Do you have a debtor problem? Most partners and directors of law firms would say they don’t, because most debtors do pay – eventually. However, the average time for payment to Australian law firms is generally four times slower than their terms of trade provide.
So how did this come to be?
Most of us know the theory of debtor management: calculate debtor days, measure cash flow cycles and develop an escalation strategy.
That’s the easy part.
What most practitioners struggle with is the psychology of debtor management – the relationship tension that comes from chasing a client for your money. Most lawyers react to slow payment with apathy, resignation and acceptance, because it’s simply not in their nature to demand payment.
But things are changing.
As traditional margins come under pressure, every aspect of running a professional service is in the spotlight, including debtor processes. The very best firms are using all seven steps detailed below – the result is fewer debtors, more money in the bank and less hassle.
Seven steps to better debtors
1. Agreeing your Terms of Trade
Terms of trade establish your legal relationship with your debtor. Get them right and you’ll be well prepared to manage slow payers – trust me, there are plenty out there.
Please invest time to ensure your terms protect you and give you every chance to get paid. They should be clearly referenced on your engagement letters, website, invoices and more. Most importantly, ensure they include the additional costs of collection outside of agreed payment terms.
2. Credit Assessment – Initial & Ongoing
Before you start work, ensure you know who you’re giving credit to. Review their credit history to ensure they don’t still owe money to their last lawyer. When that great new client turns out to be a dud, you’ll regret not investing a few dollars to check.
Individual’s credit ratings change over time – even more so with a business. If you have an ongoing relationship, it is important to continually credit check your customers. By using credit monitoring services, you won’t be the last to find out when things change for the worst.
3. Payment Options
Generally, clients want to pay you. You should make it as easy as possible by providing multiple payment options
As a minimum, law firms should offer cash, cheque, credit card, direct credit and fee funding as payment options.
Fee funding is a service that provides a monthly payment option for your clients, while your firm gets paid both in full and in advance. This will ensure you avoid becoming an unofficial bank for slow paying debtors.
4. Prompt Communication
When you don’t get paid within your terms, don’t wait another month before contacting your client for explanation and payment.

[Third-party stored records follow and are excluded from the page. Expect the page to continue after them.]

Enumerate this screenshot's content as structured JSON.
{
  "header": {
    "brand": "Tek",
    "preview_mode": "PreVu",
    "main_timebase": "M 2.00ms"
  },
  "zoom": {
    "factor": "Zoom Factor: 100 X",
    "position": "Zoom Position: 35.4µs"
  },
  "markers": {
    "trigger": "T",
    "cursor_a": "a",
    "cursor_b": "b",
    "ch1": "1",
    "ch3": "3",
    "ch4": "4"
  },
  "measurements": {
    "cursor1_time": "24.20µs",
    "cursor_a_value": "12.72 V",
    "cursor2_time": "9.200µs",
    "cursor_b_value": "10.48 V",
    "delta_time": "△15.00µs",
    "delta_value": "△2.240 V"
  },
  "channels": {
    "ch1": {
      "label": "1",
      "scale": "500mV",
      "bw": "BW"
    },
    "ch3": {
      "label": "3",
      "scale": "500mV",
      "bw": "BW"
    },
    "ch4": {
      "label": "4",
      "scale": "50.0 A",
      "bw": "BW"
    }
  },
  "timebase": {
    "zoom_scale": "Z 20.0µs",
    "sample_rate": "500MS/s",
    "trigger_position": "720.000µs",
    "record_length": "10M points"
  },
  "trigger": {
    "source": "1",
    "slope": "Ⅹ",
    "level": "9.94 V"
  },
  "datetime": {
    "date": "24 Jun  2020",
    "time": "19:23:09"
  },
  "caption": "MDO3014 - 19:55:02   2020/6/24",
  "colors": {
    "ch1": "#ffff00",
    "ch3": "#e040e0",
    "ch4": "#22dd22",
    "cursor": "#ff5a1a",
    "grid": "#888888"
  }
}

A quick courtesy call a few days after the due date is essential.
Clients with minor issues will often wait for you to call – if you don’t, it can exacerbate their issues. By the time you do follow up they may have spent the funds earmarked for your account.
5. Planned Escalation
Sometimes, even when you’ve taken every possible measure, clients will default completely.
Work out in advance how you will escalate recovery and respond to different scenarios. This means having prepared scripts and processes to your most common issues.
When your clients ask, “Can I pay you when I get paid?” The most powerful phrase you can use is, “Under those circumstances we X Y Z”, in accordance to the processes you’ve set out.
This phrase acknowledges the issue, establishes you are in charge, and sets the agenda for what happens next
6. Follow Through
If you threaten a debtor with consequences but don’t follow through, they will take advantage.
You should always be in control, know your options and implement consequences. This doesn’t mean you go straight to debt collection. Instead, if a client promises to pay next week, the consequence is simply a call with a little more tension on the relationship.
7. Resource or Outsource?
If you choose to manage your credit policy and accounts receivable in-house, then make sure that you have adequate:
People – Are they trained and enthusiastic to do the job?
Time – Is the job a priority or squeezed in between other duties?
Tools – Do you have tools to efficiently manage debtor workflow?
Skill – Does your team know your legal collection rights and responsibilities?
If not, you should consider either training and resourcing your existing team or investigating outsourcing accounts receivable. While accounts receivable is important, it is almost never a core function for a professional services firm. It needs to be done well, but not always by you.
For more information on fee funding, visit Feelink.
For more information on outsourcing, visit SmartAR.